Interface dataset entries:
-=-=-=-=-
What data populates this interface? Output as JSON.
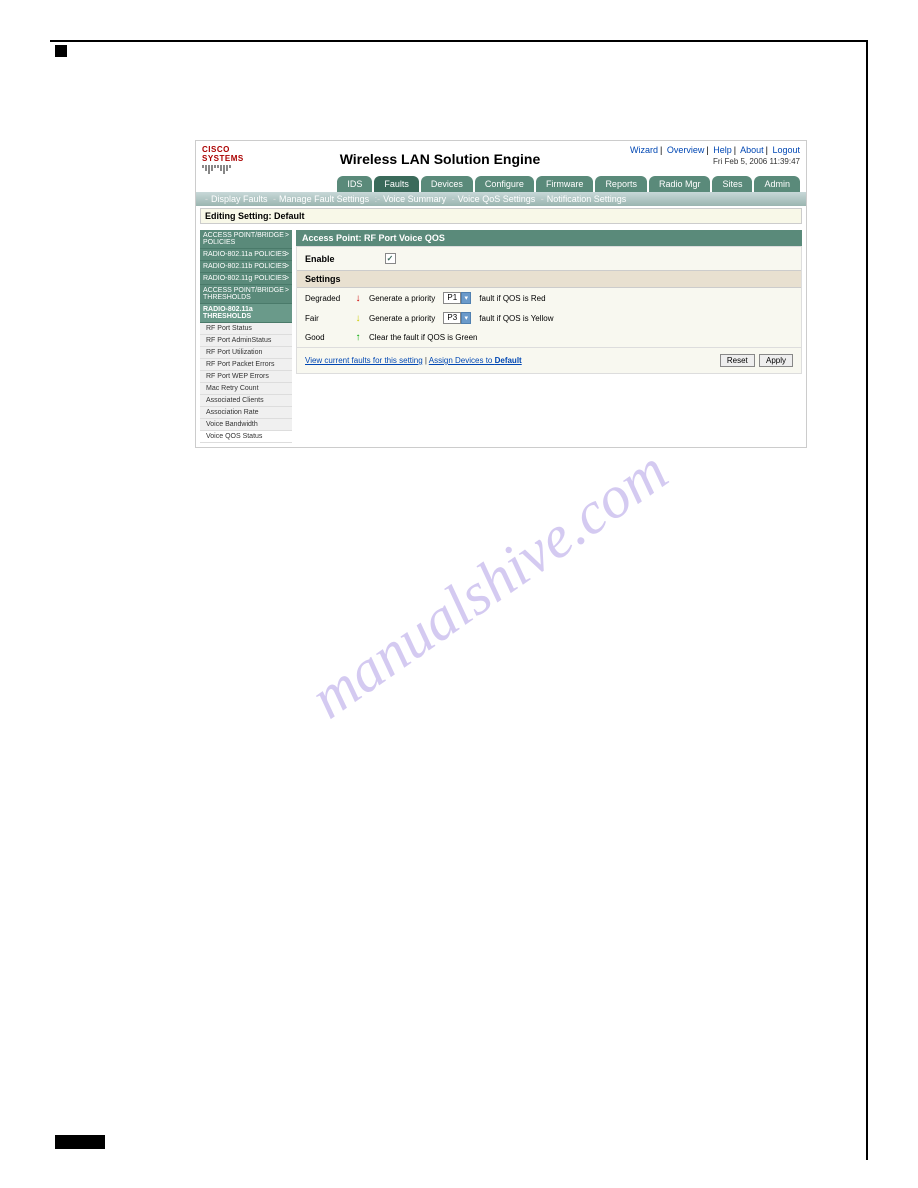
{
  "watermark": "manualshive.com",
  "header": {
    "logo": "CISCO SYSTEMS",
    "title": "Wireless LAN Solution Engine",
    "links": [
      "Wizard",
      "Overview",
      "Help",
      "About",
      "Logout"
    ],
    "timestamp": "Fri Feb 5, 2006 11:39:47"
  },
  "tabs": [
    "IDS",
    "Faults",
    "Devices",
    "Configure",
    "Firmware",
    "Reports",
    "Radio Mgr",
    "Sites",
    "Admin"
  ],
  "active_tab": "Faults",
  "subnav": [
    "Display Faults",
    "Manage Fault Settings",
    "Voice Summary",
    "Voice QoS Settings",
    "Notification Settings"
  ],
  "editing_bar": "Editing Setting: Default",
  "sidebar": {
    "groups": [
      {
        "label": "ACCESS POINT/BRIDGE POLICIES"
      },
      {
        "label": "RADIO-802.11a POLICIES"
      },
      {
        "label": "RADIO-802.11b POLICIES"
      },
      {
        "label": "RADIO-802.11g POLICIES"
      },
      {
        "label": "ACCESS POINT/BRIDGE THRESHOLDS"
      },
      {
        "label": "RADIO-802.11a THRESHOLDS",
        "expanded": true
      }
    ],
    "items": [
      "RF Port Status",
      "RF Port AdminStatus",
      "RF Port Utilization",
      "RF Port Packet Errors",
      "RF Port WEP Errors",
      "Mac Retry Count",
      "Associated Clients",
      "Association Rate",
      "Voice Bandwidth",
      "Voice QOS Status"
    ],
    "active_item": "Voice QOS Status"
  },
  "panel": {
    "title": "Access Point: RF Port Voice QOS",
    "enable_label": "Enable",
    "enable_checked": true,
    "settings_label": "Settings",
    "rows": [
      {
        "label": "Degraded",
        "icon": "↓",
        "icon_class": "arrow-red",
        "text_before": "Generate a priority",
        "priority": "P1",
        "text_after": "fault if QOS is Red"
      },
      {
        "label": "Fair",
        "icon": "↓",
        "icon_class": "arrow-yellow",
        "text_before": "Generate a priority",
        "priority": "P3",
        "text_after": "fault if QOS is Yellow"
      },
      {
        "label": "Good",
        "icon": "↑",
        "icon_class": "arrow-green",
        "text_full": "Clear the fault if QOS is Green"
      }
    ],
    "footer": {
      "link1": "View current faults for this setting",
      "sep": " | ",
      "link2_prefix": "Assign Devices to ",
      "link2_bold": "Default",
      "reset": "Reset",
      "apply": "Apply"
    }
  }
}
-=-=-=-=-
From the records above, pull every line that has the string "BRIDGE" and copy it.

        "label": "ACCESS POINT/BRIDGE POLICIES"
        "label": "ACCESS POINT/BRIDGE THRESHOLDS"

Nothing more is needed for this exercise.